> [What you are asked to do] For every line in the records below that holds "United", make a copy.

> [Data to process]
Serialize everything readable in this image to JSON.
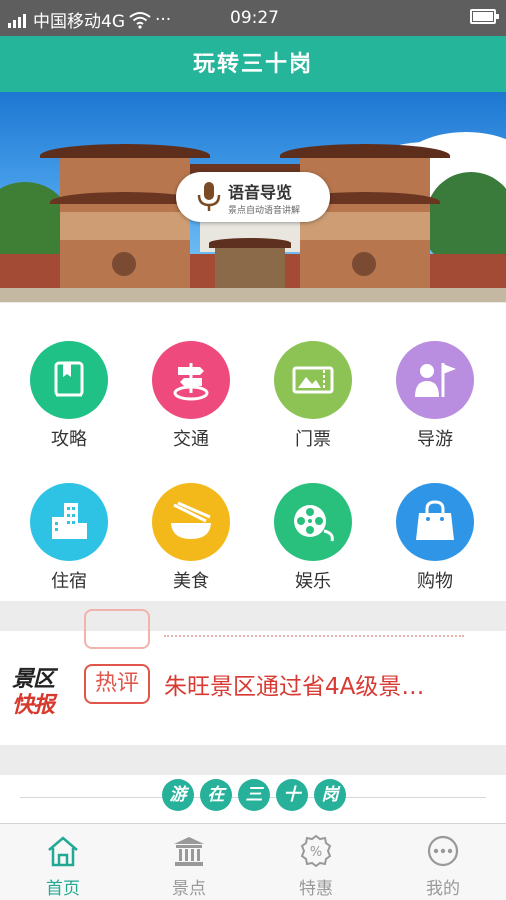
{
  "status_bar": {
    "carrier": "中国移动4G",
    "more": "···",
    "time": "09:27"
  },
  "app": {
    "title": "玩转三十岗"
  },
  "banner": {
    "audio_guide_title": "语音导览",
    "audio_guide_subtitle": "景点自动语音讲解"
  },
  "categories": [
    {
      "label": "攻略",
      "icon": "book-icon",
      "color": "#1fc187"
    },
    {
      "label": "交通",
      "icon": "signpost-icon",
      "color": "#ef4a7d"
    },
    {
      "label": "门票",
      "icon": "ticket-icon",
      "color": "#8dc254"
    },
    {
      "label": "导游",
      "icon": "guide-flag-icon",
      "color": "#b98ee0"
    },
    {
      "label": "住宿",
      "icon": "building-icon",
      "color": "#2ec2e4"
    },
    {
      "label": "美食",
      "icon": "bowl-icon",
      "color": "#f3b819"
    },
    {
      "label": "娱乐",
      "icon": "film-reel-icon",
      "color": "#29c07d"
    },
    {
      "label": "购物",
      "icon": "shopping-bag-icon",
      "color": "#2f95e6"
    }
  ],
  "news": {
    "logo_line1": "景区",
    "logo_line2": "快报",
    "tag": "热评",
    "headline": "朱旺景区通过省4A级景…"
  },
  "section": {
    "title_chars": [
      "游",
      "在",
      "三",
      "十",
      "岗"
    ]
  },
  "tabs": [
    {
      "label": "首页",
      "icon": "home-icon",
      "active": true
    },
    {
      "label": "景点",
      "icon": "temple-icon",
      "active": false
    },
    {
      "label": "特惠",
      "icon": "discount-icon",
      "active": false
    },
    {
      "label": "我的",
      "icon": "more-icon",
      "active": false
    }
  ],
  "colors": {
    "brand": "#25b59b",
    "active_tab": "#22a994",
    "headline": "#d83a33"
  }
}
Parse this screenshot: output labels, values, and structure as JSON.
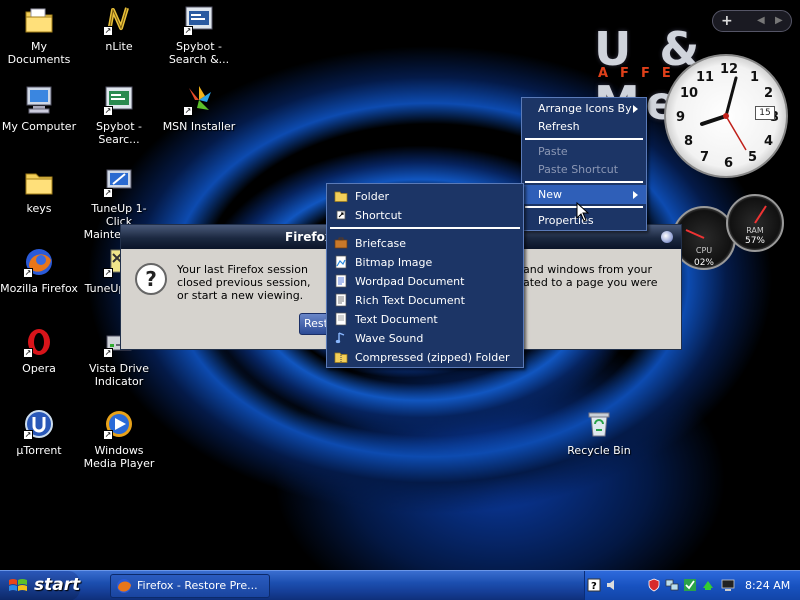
{
  "desktop_icons": [
    {
      "id": "my-documents",
      "label": "My Documents",
      "icon": "folder-documents-icon"
    },
    {
      "id": "nlite",
      "label": "nLite",
      "icon": "nlite-icon"
    },
    {
      "id": "spybot-1",
      "label": "Spybot - Search &...",
      "icon": "spybot-icon"
    },
    {
      "id": "my-computer",
      "label": "My Computer",
      "icon": "computer-icon"
    },
    {
      "id": "spybot-2",
      "label": "Spybot - Searc...",
      "icon": "spybot-icon"
    },
    {
      "id": "msn-installer",
      "label": "MSN Installer",
      "icon": "msn-icon"
    },
    {
      "id": "keys",
      "label": "keys",
      "icon": "folder-icon"
    },
    {
      "id": "tuneup-1click",
      "label": "TuneUp 1-Click Maintenance",
      "icon": "tuneup-icon"
    },
    {
      "id": "mozilla-firefox",
      "label": "Mozilla Firefox",
      "icon": "firefox-icon"
    },
    {
      "id": "tuneup-2",
      "label": "TuneUp 20...",
      "icon": "tuneup-icon"
    },
    {
      "id": "opera",
      "label": "Opera",
      "icon": "opera-icon"
    },
    {
      "id": "vista-drive",
      "label": "Vista Drive Indicator",
      "icon": "drive-indicator-icon"
    },
    {
      "id": "utorrent",
      "label": "µTorrent",
      "icon": "utorrent-icon"
    },
    {
      "id": "windows-media-player",
      "label": "Windows Media Player",
      "icon": "media-player-icon"
    },
    {
      "id": "recycle-bin",
      "label": "Recycle Bin",
      "icon": "recycle-bin-icon"
    }
  ],
  "wallpaper_logo": {
    "text": "U & Me",
    "sub": "AFFE"
  },
  "clock_gadget": {
    "numbers": [
      "12",
      "1",
      "2",
      "3",
      "4",
      "5",
      "6",
      "7",
      "8",
      "9",
      "10",
      "11"
    ],
    "date": "15"
  },
  "gauges": {
    "cpu_label": "CPU",
    "cpu_value": "02%",
    "ram_label": "RAM",
    "ram_value": "57%"
  },
  "gadget_bar": {
    "add": "+",
    "prev": "◀",
    "next": "▶"
  },
  "dialog": {
    "title": "Firefox",
    "message_left": "Your last Firefox session closed previous session, or start a new viewing.",
    "message_right": "and windows from your ated to a page you were",
    "restore_button": "Restore"
  },
  "context_menu": {
    "items": [
      {
        "label": "Arrange Icons By",
        "submenu": true,
        "enabled": true
      },
      {
        "label": "Refresh",
        "submenu": false,
        "enabled": true
      },
      {
        "label": "Paste",
        "submenu": false,
        "enabled": false
      },
      {
        "label": "Paste Shortcut",
        "submenu": false,
        "enabled": false
      },
      {
        "label": "New",
        "submenu": true,
        "enabled": true
      },
      {
        "label": "Properties",
        "submenu": false,
        "enabled": true
      }
    ]
  },
  "new_submenu": {
    "items": [
      {
        "label": "Folder",
        "icon": "folder-icon"
      },
      {
        "label": "Shortcut",
        "icon": "shortcut-icon"
      },
      {
        "label": "Briefcase",
        "icon": "briefcase-icon"
      },
      {
        "label": "Bitmap Image",
        "icon": "bitmap-icon"
      },
      {
        "label": "Wordpad Document",
        "icon": "wordpad-icon"
      },
      {
        "label": "Rich Text Document",
        "icon": "rich-text-icon"
      },
      {
        "label": "Text Document",
        "icon": "text-document-icon"
      },
      {
        "label": "Wave Sound",
        "icon": "wave-sound-icon"
      },
      {
        "label": "Compressed (zipped) Folder",
        "icon": "zip-folder-icon"
      }
    ]
  },
  "taskbar": {
    "start_label": "start",
    "tasks": [
      {
        "label": "Firefox - Restore Pre..."
      }
    ],
    "clock": "8:24 AM"
  },
  "colors": {
    "menu_bg": "#1c3566",
    "menu_highlight": "#2f5fb8",
    "taskbar_blue": "#1c4fb0",
    "wallpaper_blue": "#1156c0"
  }
}
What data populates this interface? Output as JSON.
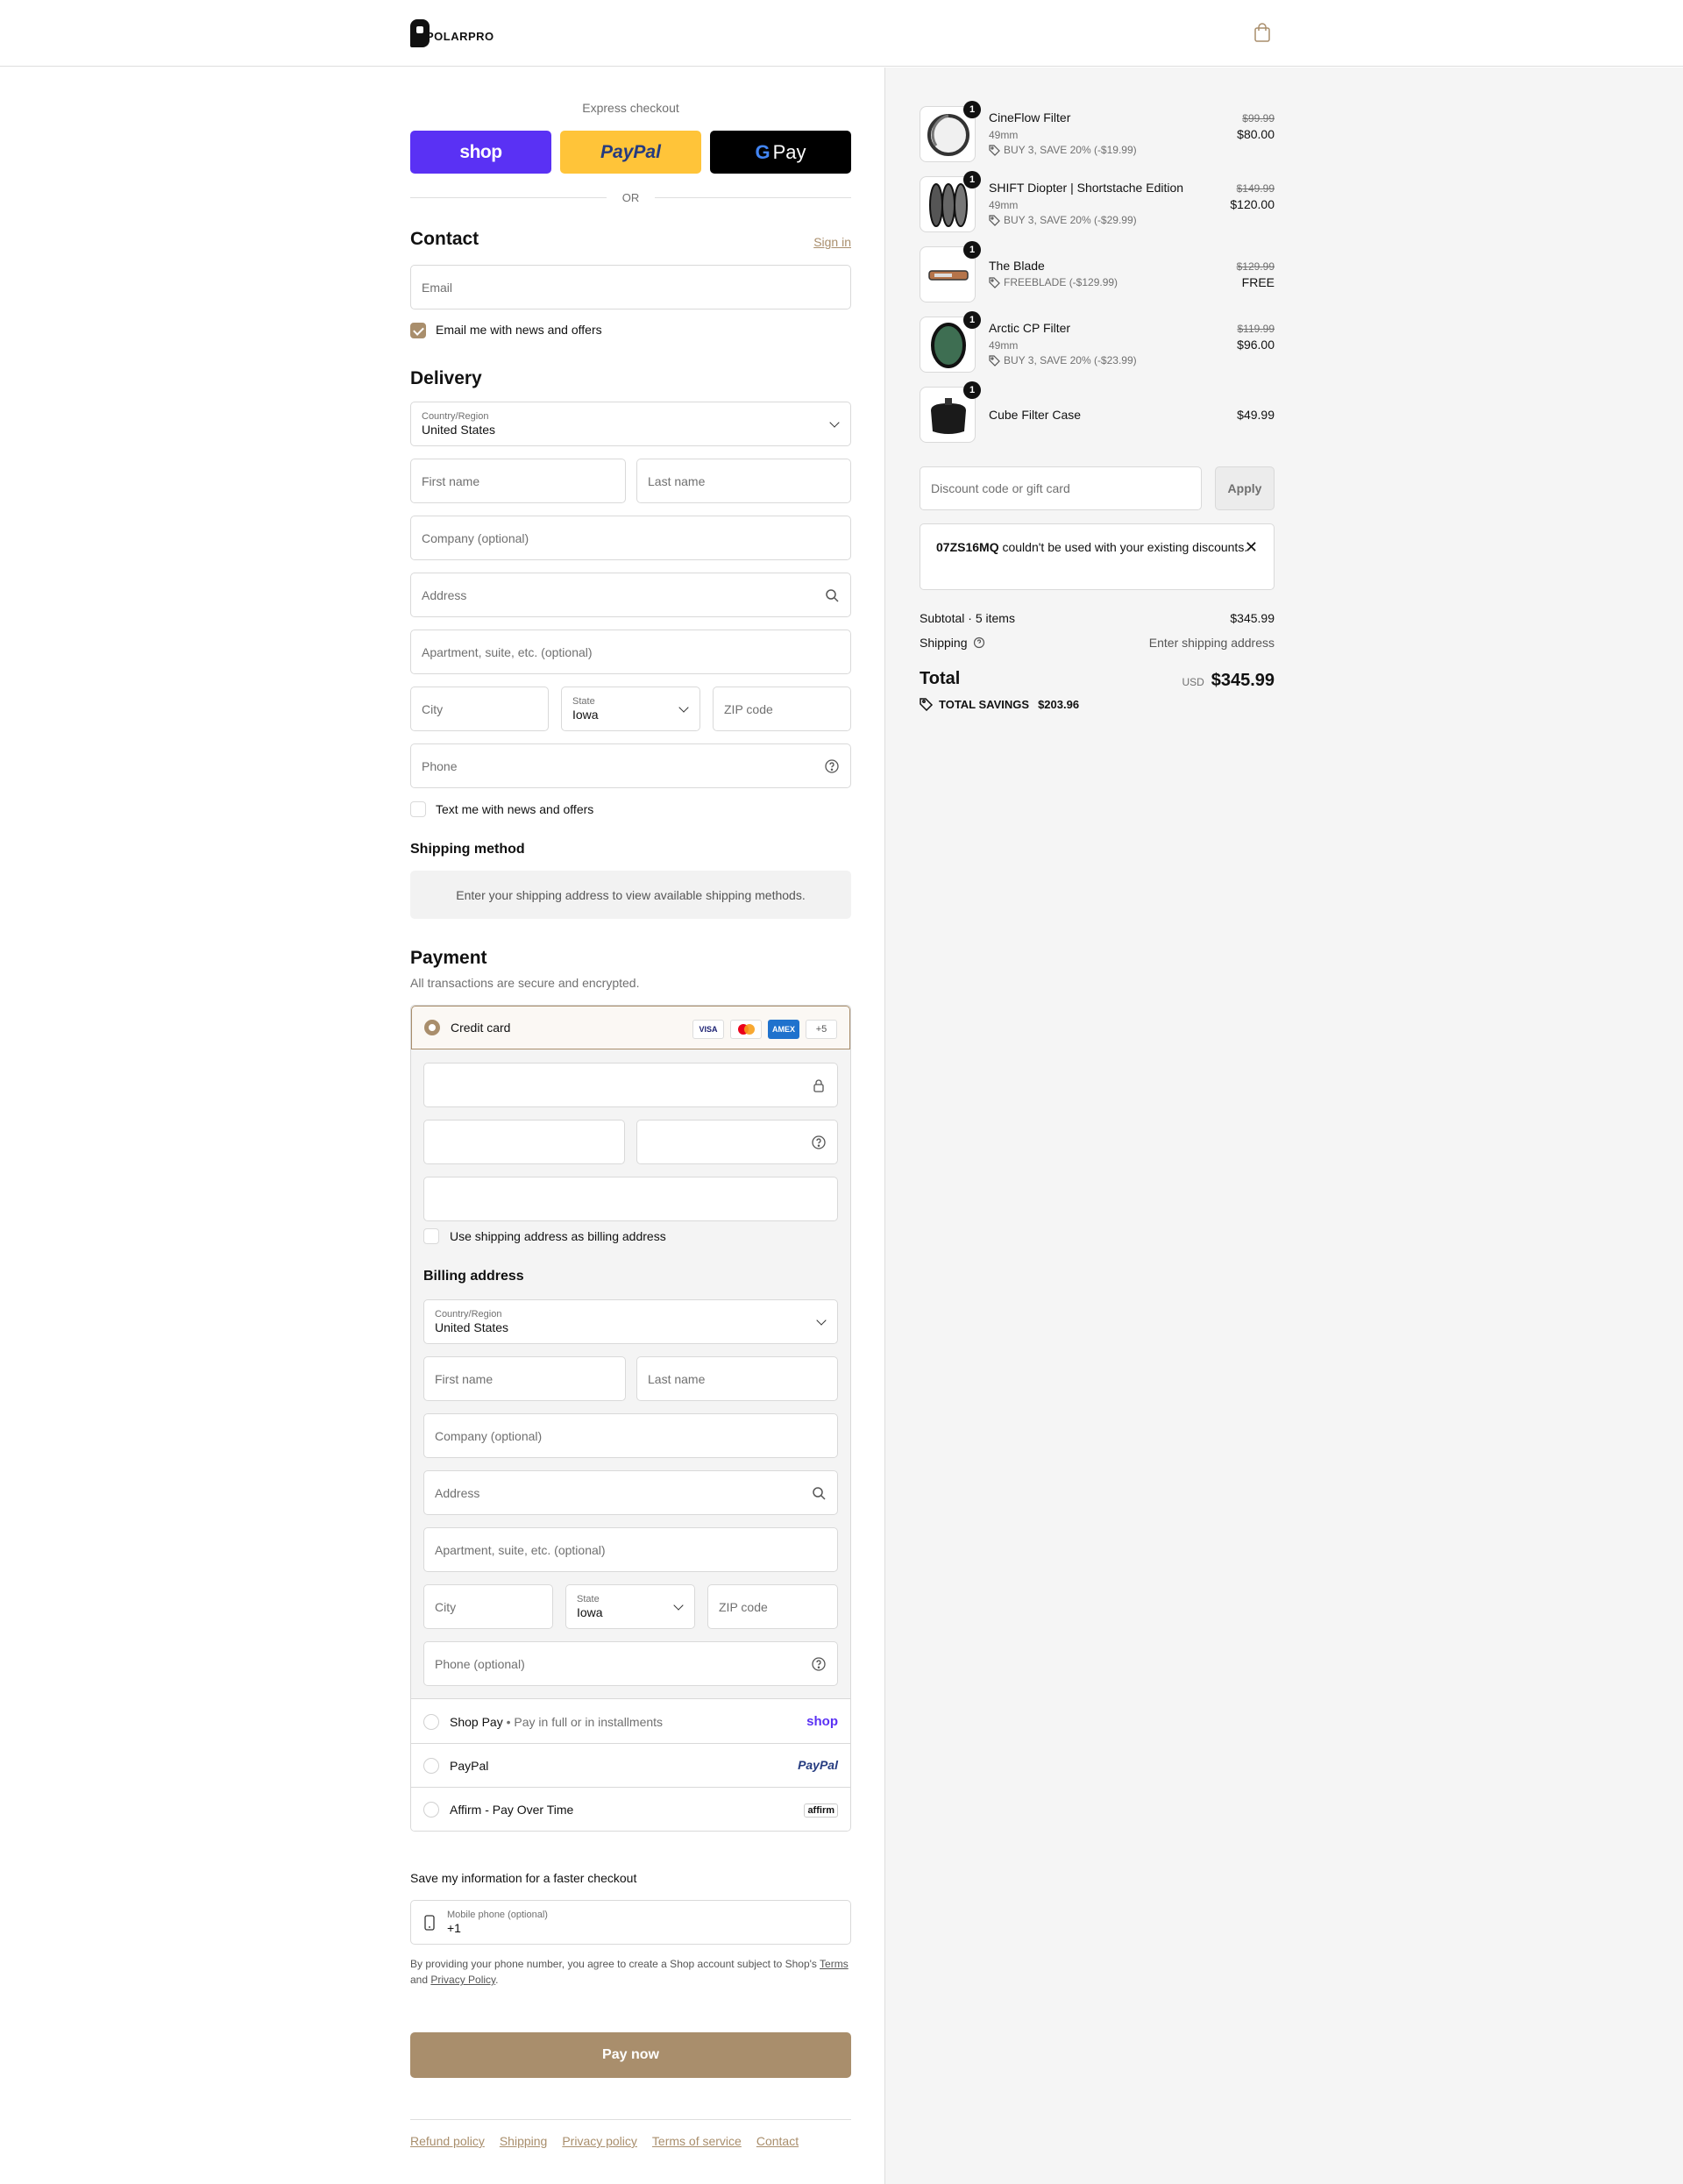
{
  "brand": {
    "name": "POLARPRO",
    "accent": "#a98e6c"
  },
  "header": {
    "cart_icon": "shopping-bag-icon"
  },
  "express": {
    "label": "Express checkout",
    "shop_label": "shop",
    "paypal_label": "PayPal",
    "gpay_label": "Pay",
    "or_label": "OR"
  },
  "contact": {
    "title": "Contact",
    "sign_in": "Sign in",
    "email_placeholder": "Email",
    "news_label": "Email me with news and offers"
  },
  "delivery": {
    "title": "Delivery",
    "country_label": "Country/Region",
    "country_value": "United States",
    "first_name": "First name",
    "last_name": "Last name",
    "company": "Company (optional)",
    "address": "Address",
    "apartment": "Apartment, suite, etc. (optional)",
    "city": "City",
    "state_label": "State",
    "state_value": "Iowa",
    "zip": "ZIP code",
    "phone": "Phone",
    "text_label": "Text me with news and offers"
  },
  "shipping": {
    "title": "Shipping method",
    "message": "Enter your shipping address to view available shipping methods."
  },
  "payment": {
    "title": "Payment",
    "subtitle": "All transactions are secure and encrypted.",
    "credit_card": "Credit card",
    "card_visa": "VISA",
    "card_amex": "AMEX",
    "card_more": "+5",
    "use_shipping": "Use shipping address as billing address",
    "billing_title": "Billing address",
    "billing": {
      "country_label": "Country/Region",
      "country_value": "United States",
      "first_name": "First name",
      "last_name": "Last name",
      "company": "Company (optional)",
      "address": "Address",
      "apartment": "Apartment, suite, etc. (optional)",
      "city": "City",
      "state_label": "State",
      "state_value": "Iowa",
      "zip": "ZIP code",
      "phone": "Phone (optional)"
    },
    "methods": [
      {
        "name": "Shop Pay",
        "sub": "Pay in full or in installments",
        "brand": "shop"
      },
      {
        "name": "PayPal",
        "sub": "",
        "brand": "PayPal"
      },
      {
        "name": "Affirm - Pay Over Time",
        "sub": "",
        "brand": "affirm"
      }
    ]
  },
  "save_info": {
    "title": "Save my information for a faster checkout",
    "phone_label": "Mobile phone (optional)",
    "phone_value": "+1",
    "terms_prefix": "By providing your phone number, you agree to create a Shop account subject to Shop's",
    "terms_link": "Terms",
    "terms_and": "and",
    "privacy_link": "Privacy Policy",
    "terms_suffix": "."
  },
  "pay_now": "Pay now",
  "footer_links": [
    "Refund policy",
    "Shipping",
    "Privacy policy",
    "Terms of service",
    "Contact"
  ],
  "cart": {
    "items": [
      {
        "qty": "1",
        "name": "CineFlow Filter",
        "variant": "49mm",
        "discount": "BUY 3, SAVE 20% (-$19.99)",
        "old_price": "$99.99",
        "price": "$80.00"
      },
      {
        "qty": "1",
        "name": "SHIFT Diopter | Shortstache Edition",
        "variant": "49mm",
        "discount": "BUY 3, SAVE 20% (-$29.99)",
        "old_price": "$149.99",
        "price": "$120.00"
      },
      {
        "qty": "1",
        "name": "The Blade",
        "variant": "",
        "discount": "FREEBLADE (-$129.99)",
        "old_price": "$129.99",
        "price": "FREE"
      },
      {
        "qty": "1",
        "name": "Arctic CP Filter",
        "variant": "49mm",
        "discount": "BUY 3, SAVE 20% (-$23.99)",
        "old_price": "$119.99",
        "price": "$96.00"
      },
      {
        "qty": "1",
        "name": "Cube Filter Case",
        "variant": "",
        "discount": "",
        "old_price": "",
        "price": "$49.99"
      }
    ],
    "discount_placeholder": "Discount code or gift card",
    "apply_label": "Apply",
    "error_code": "07ZS16MQ",
    "error_text": " couldn't be used with your existing discounts.",
    "subtotal_label": "Subtotal · 5 items",
    "subtotal_value": "$345.99",
    "shipping_label": "Shipping",
    "shipping_value": "Enter shipping address",
    "total_label": "Total",
    "currency": "USD",
    "total_value": "$345.99",
    "savings_label": "TOTAL SAVINGS",
    "savings_value": "$203.96"
  }
}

> [Answer below]
    "country_value": "United States",
      "country_value": "United States",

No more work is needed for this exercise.